Metal Edge, November 1985
Bon Jovi’s video “Only Lonely” would have been very different if certain record company hot shots had their way. Brilliant concept #1: shoot the video on England’s White Cliffs of Dover. Concept #2: Jon rescues girl from pirate ship. #3: Jon sings on horseback (never mind that he’s never ridden a horse in his life). If this reminds you of “Oh Sherrie,” in which Steve Perry walks out on a dumb medieval epic scene, it struck a similar chord with Jon Bon Jovi.
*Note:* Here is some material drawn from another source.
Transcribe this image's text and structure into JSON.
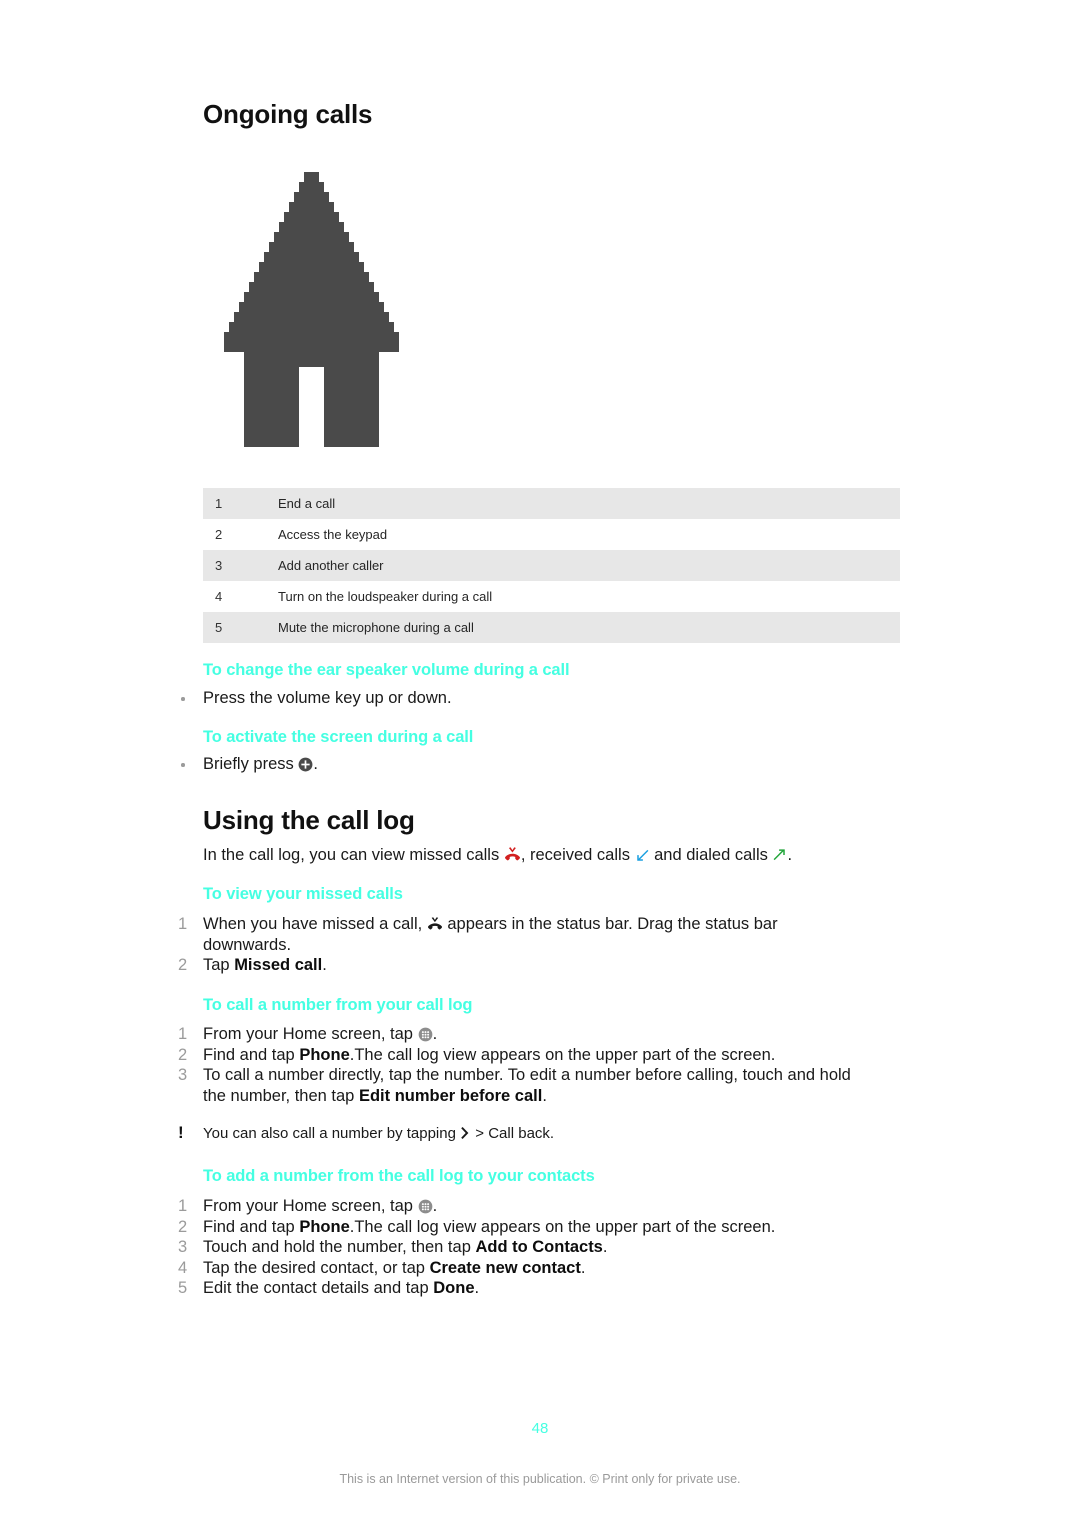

He hired the guy who directed that clip, Jack Cole, and worked with him on the story, casting, and locations, including the Modern Times club in Sayreville, New Jersey (Jon’s home town), where the band first got together.
Friends, family, and local kids showed up to watch the making of the $85,000 video and serve as extras in the concert sequences (the clip combines performance and a storyline). Jon also got some relatives hired as production staff on the shoot.
Jon, who once turned down a role in Footloose, isn’t wild about acting and wasn’t thrilled with the results of his videos for “Runaway,” and “She Don’t Know Me” from the first LP, despite MTV and fan support. “I have to do them,” he knows, but he’s much happier about it now that he’s directly involved.
“I don’t think any one of us got into the music business to be actors,” agrees guitarist Richie Sambora. “But it’s important, and it’s a lot of fun.” Like Jon, however, he prefers touring, even if it is a “24 hour a day job” that takes him away from his girlfriend Tracy, a model.
Bon Jovi has been on the road here since June after gigs in Japan and Europe in support of the 7800° Fahrenheit LP (the title’s a metaphor for hot rock–it’s the temperature of the center of a volcano). “It’s light years beyond the first one,” says Jon, who co-produced the album. Just a few years ago, Jon was working at the Power Station recording studio, getting $50 a week to sweep the place while watching the likes of Mick Jagger work on tracks. “I learned how to make a record,” he says.
Richie, a guitarist since age 15 and a veteran of solo bar gigs, session work, and a funk-jazz band, has paid his dues, too. “Making it is a big sacrifice. Everyone thinks it’s a party. It is. But you can’t let it be all the time or you’ll never be good at it. I party with the best of them, but it’s business, too.” Richie, the last to join the band, recalls their debut tour with the Scorps. “We were worried we wouldn’t go over, but we did it,” he says, remembering the rush of playing guitar solos for thousands of people. “We’re the kids from around the block who last year went around the world. You pinch yourself, man.”
After the high of the tour, the band was dealt a lot blow–the $40,000 worth of equipment they shipped home had been stolen. Jon felt like quitting, but just for a day. There have been other casualties: broken relationships. But Bon Jovi’s in it for the long haul. Jon and the guys agree: “It’s worth it.”